▶ **Interface dataset entries**:
——

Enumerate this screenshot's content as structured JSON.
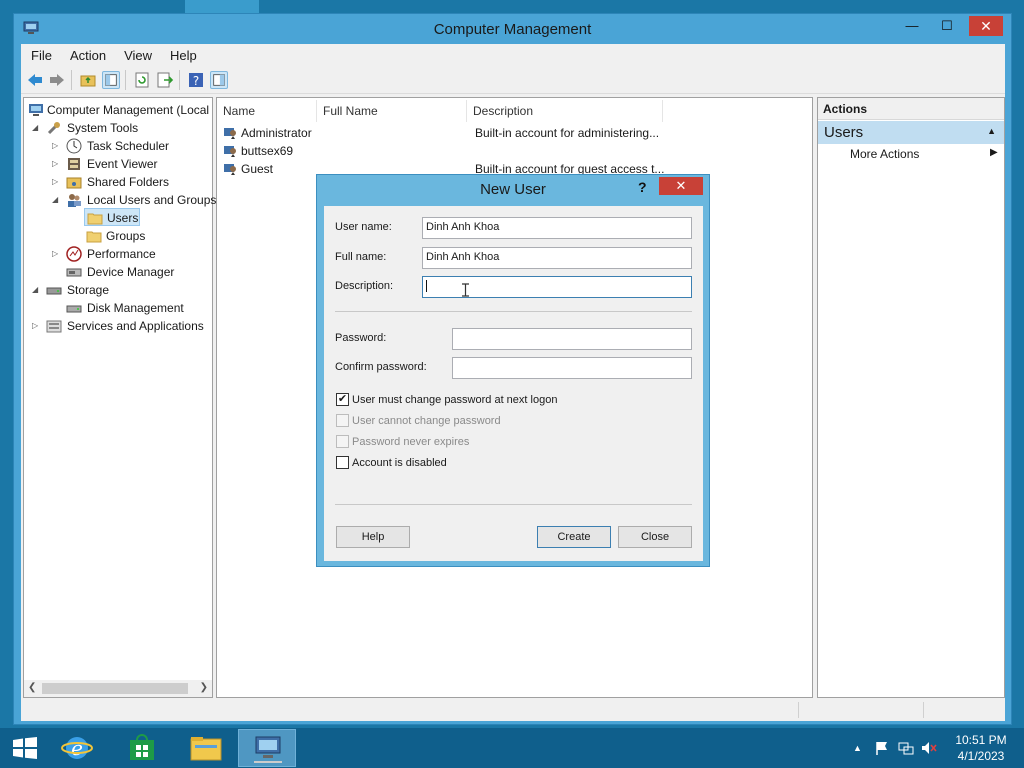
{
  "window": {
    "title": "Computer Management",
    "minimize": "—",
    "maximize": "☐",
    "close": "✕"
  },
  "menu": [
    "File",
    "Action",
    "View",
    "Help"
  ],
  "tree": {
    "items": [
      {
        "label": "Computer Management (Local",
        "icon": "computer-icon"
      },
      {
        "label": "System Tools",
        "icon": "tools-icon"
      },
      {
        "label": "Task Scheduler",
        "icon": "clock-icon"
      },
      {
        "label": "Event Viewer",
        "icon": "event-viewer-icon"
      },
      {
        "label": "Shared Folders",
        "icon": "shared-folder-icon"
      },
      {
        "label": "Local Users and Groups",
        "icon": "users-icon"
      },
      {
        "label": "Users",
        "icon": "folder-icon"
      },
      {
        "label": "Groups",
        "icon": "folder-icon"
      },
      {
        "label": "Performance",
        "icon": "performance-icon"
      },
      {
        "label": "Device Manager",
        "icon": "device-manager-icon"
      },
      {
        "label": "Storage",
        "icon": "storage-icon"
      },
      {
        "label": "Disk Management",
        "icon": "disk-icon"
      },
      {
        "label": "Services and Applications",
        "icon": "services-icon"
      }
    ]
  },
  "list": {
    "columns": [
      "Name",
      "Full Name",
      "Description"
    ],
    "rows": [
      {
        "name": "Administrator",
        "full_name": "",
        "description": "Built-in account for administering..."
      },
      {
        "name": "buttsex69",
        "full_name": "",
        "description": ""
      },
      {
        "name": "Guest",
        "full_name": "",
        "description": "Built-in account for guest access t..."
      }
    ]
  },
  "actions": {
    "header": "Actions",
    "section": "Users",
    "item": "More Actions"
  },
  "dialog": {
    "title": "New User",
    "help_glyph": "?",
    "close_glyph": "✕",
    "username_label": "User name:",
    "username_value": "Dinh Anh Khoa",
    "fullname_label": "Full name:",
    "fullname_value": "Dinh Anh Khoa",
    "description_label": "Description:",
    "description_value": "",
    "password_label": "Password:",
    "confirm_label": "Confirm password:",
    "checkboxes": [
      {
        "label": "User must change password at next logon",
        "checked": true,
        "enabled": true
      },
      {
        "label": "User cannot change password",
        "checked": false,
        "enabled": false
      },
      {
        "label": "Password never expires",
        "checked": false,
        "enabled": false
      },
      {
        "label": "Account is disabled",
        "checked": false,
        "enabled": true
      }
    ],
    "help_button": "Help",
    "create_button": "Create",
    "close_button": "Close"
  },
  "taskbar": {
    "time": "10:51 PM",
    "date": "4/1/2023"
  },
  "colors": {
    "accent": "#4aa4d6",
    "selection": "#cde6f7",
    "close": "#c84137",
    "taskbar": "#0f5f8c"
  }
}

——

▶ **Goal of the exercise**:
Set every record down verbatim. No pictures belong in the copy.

▶ **Answer to this problem**:
Enumerate this screenshot's content as structured JSON.
{
  "window": {
    "title": "Computer Management",
    "minimize": "—",
    "maximize": "☐",
    "close": "✕"
  },
  "menu": [
    "File",
    "Action",
    "View",
    "Help"
  ],
  "tree": {
    "items": [
      {
        "label": "Computer Management (Local",
        "icon": "computer-icon"
      },
      {
        "label": "System Tools",
        "icon": "tools-icon"
      },
      {
        "label": "Task Scheduler",
        "icon": "clock-icon"
      },
      {
        "label": "Event Viewer",
        "icon": "event-viewer-icon"
      },
      {
        "label": "Shared Folders",
        "icon": "shared-folder-icon"
      },
      {
        "label": "Local Users and Groups",
        "icon": "users-icon"
      },
      {
        "label": "Users",
        "icon": "folder-icon"
      },
      {
        "label": "Groups",
        "icon": "folder-icon"
      },
      {
        "label": "Performance",
        "icon": "performance-icon"
      },
      {
        "label": "Device Manager",
        "icon": "device-manager-icon"
      },
      {
        "label": "Storage",
        "icon": "storage-icon"
      },
      {
        "label": "Disk Management",
        "icon": "disk-icon"
      },
      {
        "label": "Services and Applications",
        "icon": "services-icon"
      }
    ]
  },
  "list": {
    "columns": [
      "Name",
      "Full Name",
      "Description"
    ],
    "rows": [
      {
        "name": "Administrator",
        "full_name": "",
        "description": "Built-in account for administering..."
      },
      {
        "name": "buttsex69",
        "full_name": "",
        "description": ""
      },
      {
        "name": "Guest",
        "full_name": "",
        "description": "Built-in account for guest access t..."
      }
    ]
  },
  "actions": {
    "header": "Actions",
    "section": "Users",
    "item": "More Actions"
  },
  "dialog": {
    "title": "New User",
    "help_glyph": "?",
    "close_glyph": "✕",
    "username_label": "User name:",
    "username_value": "Dinh Anh Khoa",
    "fullname_label": "Full name:",
    "fullname_value": "Dinh Anh Khoa",
    "description_label": "Description:",
    "description_value": "",
    "password_label": "Password:",
    "confirm_label": "Confirm password:",
    "checkboxes": [
      {
        "label": "User must change password at next logon",
        "checked": true,
        "enabled": true
      },
      {
        "label": "User cannot change password",
        "checked": false,
        "enabled": false
      },
      {
        "label": "Password never expires",
        "checked": false,
        "enabled": false
      },
      {
        "label": "Account is disabled",
        "checked": false,
        "enabled": true
      }
    ],
    "help_button": "Help",
    "create_button": "Create",
    "close_button": "Close"
  },
  "taskbar": {
    "time": "10:51 PM",
    "date": "4/1/2023"
  },
  "colors": {
    "accent": "#4aa4d6",
    "selection": "#cde6f7",
    "close": "#c84137",
    "taskbar": "#0f5f8c"
  }
}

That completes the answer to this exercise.